DBG · Promoting young researchers

Stefanie Jung

Stefanie Janine Jung's work was awarded with the Prize for the Best Plant Science Master Thesis, which was carried out at Giessen University in the year 2015.

Title of the awarded thesis

"Salt tolerance and genetic variability of Prunus serotina Ehrh."

She found out that the invasive black cherry reacts differently to saline aerosols depending on their stages of development. However, a locational advantage due to an increased salt tolerance can be excluded.

The black cherry is native to Northern America and is now regarded as an invasive neophyte in many parts of Europe, as stocks of Prunus serotina have sharply increased in recent years, particularly on the German coast. Therefore the plants tolerance to saline aerosols was investigated. Groups of Prunus serotina individuals from three different stages of development each were treated with saline aerosols (0%, 5%, 28% seawater). The results suggest that seedlings react much more sensitive to saline stress than older plants. However, the salt tolerance of the black cherry does not seem to be higher than that of other plants in general, which excludes a locational advantage due to an increased salt tolerance. In addition, the genetic variability of Prunus serotina individuals from eight different locations in northern Germany was investigated by ISSR-PCR. It was found that these individual populations are not genetically differentiated from one another. The high genetic variability of Prunus serotina may benefit the plants ability to react to changing environmental conditions and thereby increase its invasive potential. In order to clarify the reasons for Prunus serotina ecological success more studies regarding its advantages over native plants need to be performed in the future.

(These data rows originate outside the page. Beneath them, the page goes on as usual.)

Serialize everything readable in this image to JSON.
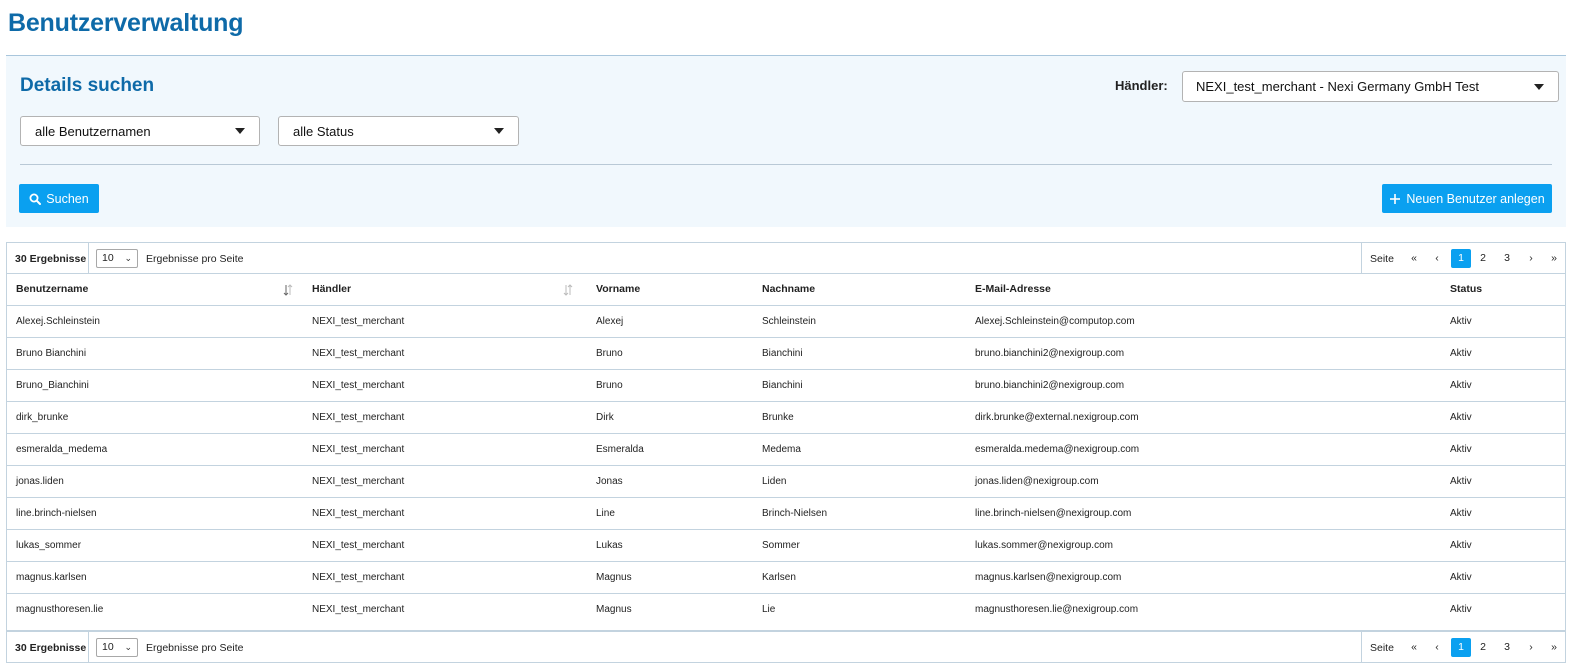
{
  "page": {
    "title": "Benutzerverwaltung"
  },
  "search": {
    "title": "Details suchen",
    "merchant_label": "Händler:",
    "merchant_value": "NEXI_test_merchant - Nexi Germany GmbH Test",
    "users_value": "alle Benutzernamen",
    "status_value": "alle Status",
    "search_button": "Suchen",
    "add_button": "Neuen Benutzer anlegen"
  },
  "pager": {
    "results": "30 Ergebnisse",
    "page_size": "10",
    "per_page_label": "Ergebnisse pro Seite",
    "page_label": "Seite",
    "first": "«",
    "prev": "‹",
    "pages": [
      "1",
      "2",
      "3"
    ],
    "active_page": "1",
    "next": "›",
    "last": "»"
  },
  "table": {
    "columns": [
      "Benutzername",
      "Händler",
      "Vorname",
      "Nachname",
      "E-Mail-Adresse",
      "Status"
    ],
    "rows": [
      [
        "Alexej.Schleinstein",
        "NEXI_test_merchant",
        "Alexej",
        "Schleinstein",
        "Alexej.Schleinstein@computop.com",
        "Aktiv"
      ],
      [
        "Bruno Bianchini",
        "NEXI_test_merchant",
        "Bruno",
        "Bianchini",
        "bruno.bianchini2@nexigroup.com",
        "Aktiv"
      ],
      [
        "Bruno_Bianchini",
        "NEXI_test_merchant",
        "Bruno",
        "Bianchini",
        "bruno.bianchini2@nexigroup.com",
        "Aktiv"
      ],
      [
        "dirk_brunke",
        "NEXI_test_merchant",
        "Dirk",
        "Brunke",
        "dirk.brunke@external.nexigroup.com",
        "Aktiv"
      ],
      [
        "esmeralda_medema",
        "NEXI_test_merchant",
        "Esmeralda",
        "Medema",
        "esmeralda.medema@nexigroup.com",
        "Aktiv"
      ],
      [
        "jonas.liden",
        "NEXI_test_merchant",
        "Jonas",
        "Liden",
        "jonas.liden@nexigroup.com",
        "Aktiv"
      ],
      [
        "line.brinch-nielsen",
        "NEXI_test_merchant",
        "Line",
        "Brinch-Nielsen",
        "line.brinch-nielsen@nexigroup.com",
        "Aktiv"
      ],
      [
        "lukas_sommer",
        "NEXI_test_merchant",
        "Lukas",
        "Sommer",
        "lukas.sommer@nexigroup.com",
        "Aktiv"
      ],
      [
        "magnus.karlsen",
        "NEXI_test_merchant",
        "Magnus",
        "Karlsen",
        "magnus.karlsen@nexigroup.com",
        "Aktiv"
      ],
      [
        "magnusthoresen.lie",
        "NEXI_test_merchant",
        "Magnus",
        "Lie",
        "magnusthoresen.lie@nexigroup.com",
        "Aktiv"
      ]
    ]
  }
}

Stefanie Janine Jung conducted this work at the Institute for Botany in the working group of Prof. Wissemann.